• _Task details_
Search each line below for "meta", then return the lines where it appears.

• _Data shown_
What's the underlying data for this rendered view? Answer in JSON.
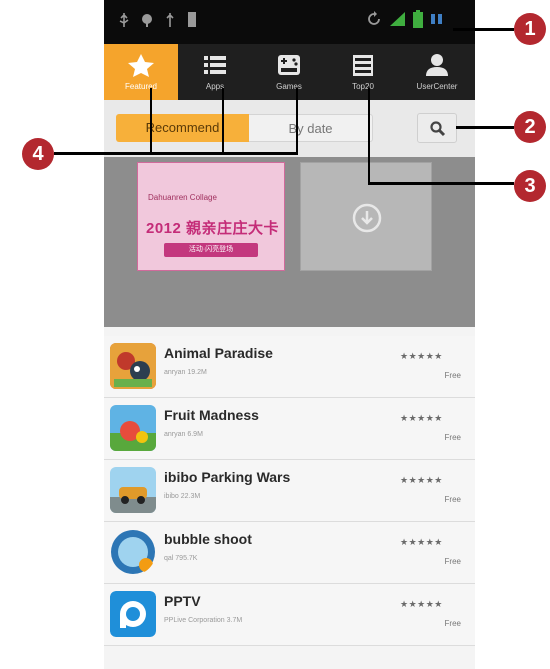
{
  "status_bar": {
    "left_icons": [
      "usb-icon",
      "android-debug-icon",
      "usb-icon",
      "sd-card-icon"
    ],
    "right_icons": [
      "sync-icon",
      "signal-icon",
      "battery-icon",
      "clock-icon"
    ]
  },
  "tabs": [
    {
      "label": "Featured",
      "icon": "star-icon",
      "active": true
    },
    {
      "label": "Apps",
      "icon": "list-icon",
      "active": false
    },
    {
      "label": "Games",
      "icon": "gamepad-icon",
      "active": false
    },
    {
      "label": "Top20",
      "icon": "top-chart-icon",
      "active": false
    },
    {
      "label": "UserCenter",
      "icon": "user-icon",
      "active": false
    }
  ],
  "filter": {
    "recommend_label": "Recommend",
    "by_date_label": "By date",
    "search_icon": "search-icon"
  },
  "banner": {
    "promo_top": "Dahuanren  Collage",
    "promo_main": "2012 親亲庄庄大卡",
    "promo_sub": "活动·闪亮登场",
    "placeholder_icon": "download-icon"
  },
  "apps": [
    {
      "name": "Animal Paradise",
      "meta": "anryan   19.2M",
      "rating": "★★★★★",
      "price": "Free",
      "icon_color": "#d9542c"
    },
    {
      "name": "Fruit Madness",
      "meta": "anryan   6.9M",
      "rating": "★★★★★",
      "price": "Free",
      "icon_color": "#58a83c"
    },
    {
      "name": "ibibo Parking Wars",
      "meta": "ibibo   22.3M",
      "rating": "★★★★★",
      "price": "Free",
      "icon_color": "#e09a2a"
    },
    {
      "name": "bubble shoot",
      "meta": "qal   795.7K",
      "rating": "★★★★★",
      "price": "Free",
      "icon_color": "#2d76b5"
    },
    {
      "name": "PPTV",
      "meta": "PPLive Corporation   3.7M",
      "rating": "★★★★★",
      "price": "Free",
      "icon_color": "#1f8fd9"
    }
  ],
  "callouts": [
    "1",
    "2",
    "3",
    "4"
  ],
  "colors": {
    "accent": "#f5a42c",
    "callout": "#b3282f"
  }
}
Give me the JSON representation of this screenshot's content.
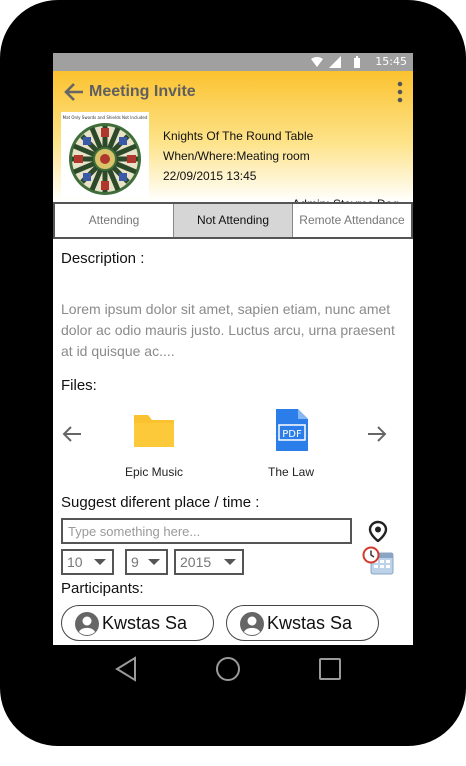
{
  "status_bar": {
    "time": "15:45",
    "icons": [
      "wifi-icon",
      "signal-icon",
      "battery-icon"
    ]
  },
  "header": {
    "title": "Meeting Invite",
    "seal_caption": "Mat Only Swords and Shields Not Included",
    "meeting_name": "Knights Of The Round Table",
    "where": "When/Where:Meating room",
    "date": "22/09/2015  13:45",
    "admin": "Admin: Stayros Dag"
  },
  "tabs": [
    {
      "label": "Attending",
      "active": false
    },
    {
      "label": "Not Attending",
      "active": true
    },
    {
      "label": "Remote Attendance",
      "active": false
    }
  ],
  "description": {
    "label": "Description :",
    "text": "Lorem ipsum dolor sit amet, sapien etiam, nunc amet dolor ac odio mauris justo. Luctus arcu, urna praesent at id quisque ac...."
  },
  "files": {
    "label": "Files:",
    "items": [
      {
        "name": "Epic Music",
        "icon": "folder-icon"
      },
      {
        "name": "The Law",
        "icon": "pdf-icon",
        "badge": "PDF"
      }
    ]
  },
  "suggest": {
    "label": "Suggest diferent place / time :",
    "placeholder": "Type something here...",
    "day": "10",
    "month": "9",
    "year": "2015"
  },
  "participants": {
    "label": "Participants:",
    "items": [
      "Kwstas Sa",
      "Kwstas Sa"
    ]
  },
  "colors": {
    "header_accent": "#fbc22f",
    "file_folder": "#fbc22f",
    "file_pdf": "#2b7de9"
  }
}
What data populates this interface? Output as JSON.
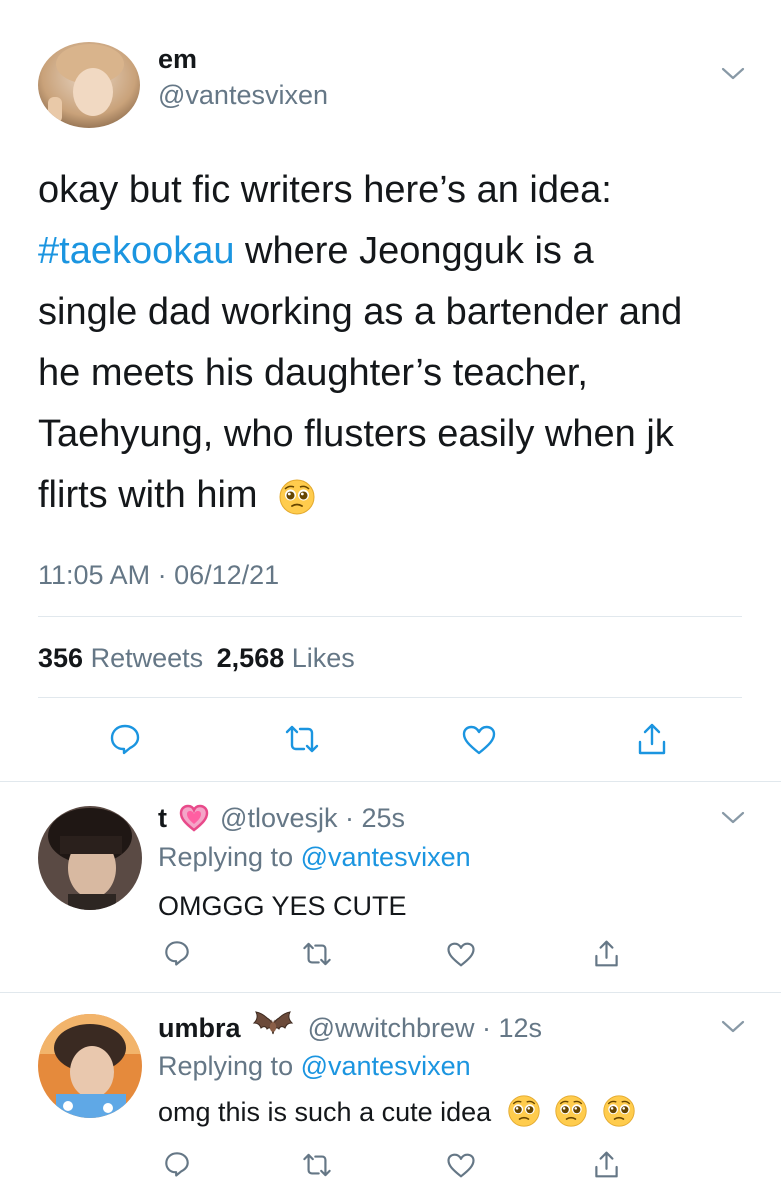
{
  "main_tweet": {
    "display_name": "em",
    "handle": "@vantesvixen",
    "hashtag": "#taekookau",
    "text_line1": "okay but fic writers here’s an idea:",
    "text_line2_rest": " where Jeongguk is a",
    "text_line3": "single dad working as a bartender and",
    "text_line4": "he meets his daughter’s teacher,",
    "text_line5": "Taehyung, who flusters easily when jk",
    "text_line6": "flirts with him",
    "timestamp": "11:05 AM · 06/12/21",
    "retweets_count": "356",
    "retweets_label": "Retweets",
    "likes_count": "2,568",
    "likes_label": "Likes"
  },
  "replies": [
    {
      "display_name": "t",
      "handle": "@tlovesjk",
      "time": "· 25s",
      "replying_prefix": "Replying to",
      "replying_to": "@vantesvixen",
      "text": "OMGGG YES CUTE"
    },
    {
      "display_name": "umbra",
      "handle": "@wwitchbrew",
      "time": "· 12s",
      "replying_prefix": "Replying to",
      "replying_to": "@vantesvixen",
      "text": "omg this is such a cute idea"
    }
  ],
  "icons": [
    "chevron-down-icon",
    "reply-icon",
    "retweet-icon",
    "like-icon",
    "share-icon",
    "pleading-face-emoji",
    "pink-heart-emoji",
    "bat-emoji"
  ],
  "colors": {
    "link": "#1b95e0",
    "secondary": "#657786",
    "border": "#e1e8ed",
    "text": "#14171a"
  }
}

• _Answer_
      "meta": "anryan   19.2M",
      "meta": "anryan   6.9M",
      "meta": "ibibo   22.3M",
      "meta": "qal   795.7K",
      "meta": "PPLive Corporation   3.7M",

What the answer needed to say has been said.